Then came the mid-late '70's, and Musicraft on Chicago's north side Oak St. They used to roll out the Red Carpet when I walked in that store!
All the great gear back then I listened to, and owned! Sansui, Marantz, Tandberg, Revox, Pioneer, Unique Speakers that stick out in my mind till this day, like AMT-1's with their ESS Heil Drivers, and the Bose 901's that they always pushed on you, but I never personally liked. Eventually, I settled down with McIntosh Gear, and never looked back.
Me, the JBL West Coast Sound always stood out. The quality of the Drivers, the beautiful veneers, the expensive, and almost untouchable price tags.
Fast forward to the 80's, and 90's with MO-FI LP's, Mark Levinson Model 33 300wpc Monoblocks, which you could literally cook your breakfast on, Apogee Ribbons, MBL Spaceship speakers with stratosheric price tage, Martin Logan, and Maggie Electrostatics with their crystal clear mids, and highs, B+W 801's with their appearingly "bulletproof" Kevlar Cones, VPI Aries, and TNT Tables, Krell top of the line CD playback. Ahhh what nirvana!!!!
Now, if only somebody would hire me as their hit man so I could really afford today's real hi end! lol
None the less, I can remember my first good analog enjoyment, listening to a freind's meager Garrard Plastic Turntable with Shure Cartridge playing some Elton John.
I've been to some of the best concerts ever known to man, such as Led Zepplin, when they came out with Houses of the Holy ('74), and they were throwing M-80's and LP's into the crowd at that concert (Bonham was alive then) ELP when they came out with Brain Salad Surgery, Elton John, Chicago (They actually stunk), Yes with Rick Wakeman, Paul McCartney, and Wings over America (I got in free to that concert!), Jethro Tull when they came out with Thick as a Brick, Neil Young, Stanley Clarke, Ted Nugent, and the Amboy Dukes at the Aragon Ballroom, Santana at the Aragon (With people OD'ing all over the place) and standing right in front of him watching him play that Gibson with his eyes closed for 1/2 the concert, Rush, Foghat, seeing the original Dave brubeck Quartet at the Civic Opera House 6 months before Paul Desmond died, seeing Buddy Rich in Concert 4 times, the first in 1967 at a Franks Drum Shop Clinic, where I sat right next to him on the stage.
The bottom line is, to hopefully appreciate what you have, and to sit back, and truly appreciate what these artists, musicians, composers have given us, and to enjoy, and totally immerse ourselves in it. Tough to do sometimes in this day, and age, but we all should take the time when we can to isolate ourself from the outside worls, and enter our own little world of Sonic enjoyment.
Unfortunately, sometimes, the equipment can get in the way, but I think we all are striving to approach the same degree of enjoyment, no matter how deep (or shallow) our pocketbooks are. Mark
Dang, reading back on a few of my posts, I noticed many typos, and I'm sorry to all for this.

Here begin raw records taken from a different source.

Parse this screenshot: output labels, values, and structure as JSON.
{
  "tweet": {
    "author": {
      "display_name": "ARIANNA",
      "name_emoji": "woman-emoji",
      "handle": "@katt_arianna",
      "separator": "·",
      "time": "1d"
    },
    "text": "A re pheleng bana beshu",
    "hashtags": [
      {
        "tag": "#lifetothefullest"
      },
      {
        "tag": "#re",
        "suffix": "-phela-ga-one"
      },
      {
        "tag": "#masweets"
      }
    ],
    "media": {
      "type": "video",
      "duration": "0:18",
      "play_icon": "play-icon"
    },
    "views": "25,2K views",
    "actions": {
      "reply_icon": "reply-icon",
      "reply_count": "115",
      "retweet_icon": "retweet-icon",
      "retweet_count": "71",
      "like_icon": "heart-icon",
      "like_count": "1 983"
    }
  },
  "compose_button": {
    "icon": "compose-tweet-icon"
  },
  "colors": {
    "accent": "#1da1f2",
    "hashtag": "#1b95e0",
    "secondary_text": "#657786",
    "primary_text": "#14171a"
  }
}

One error I see I clearly made in the earlier post, was referring to the Tonearm-Arm Wand as a Cantilever Arm....Ooops!
Dreadhead, Yes, I'm sure your Cartridge will require some time to settle down, and play it's best. No doubt 40-75 hours of playing time. That doesn't necessarily mean the Cartridge won't sound good from the get go.
Best way to break it in, is to lay back my freind with some good LP's, and enjoy! Ya just gotta remember when that Stylus had gotten to the end of the LP, to come out of your happy euphoric dreams, quickly get up, and grab that cueing lever! lol
Once in a while, I forget this myself sitting in a dreamy stupor at the end of an LP.
Try to get in the habit of labratory cleansliness with your LP's, and Stylus, and your collection will literlly last decades with like new sound, just as many of my own LPs have. Mark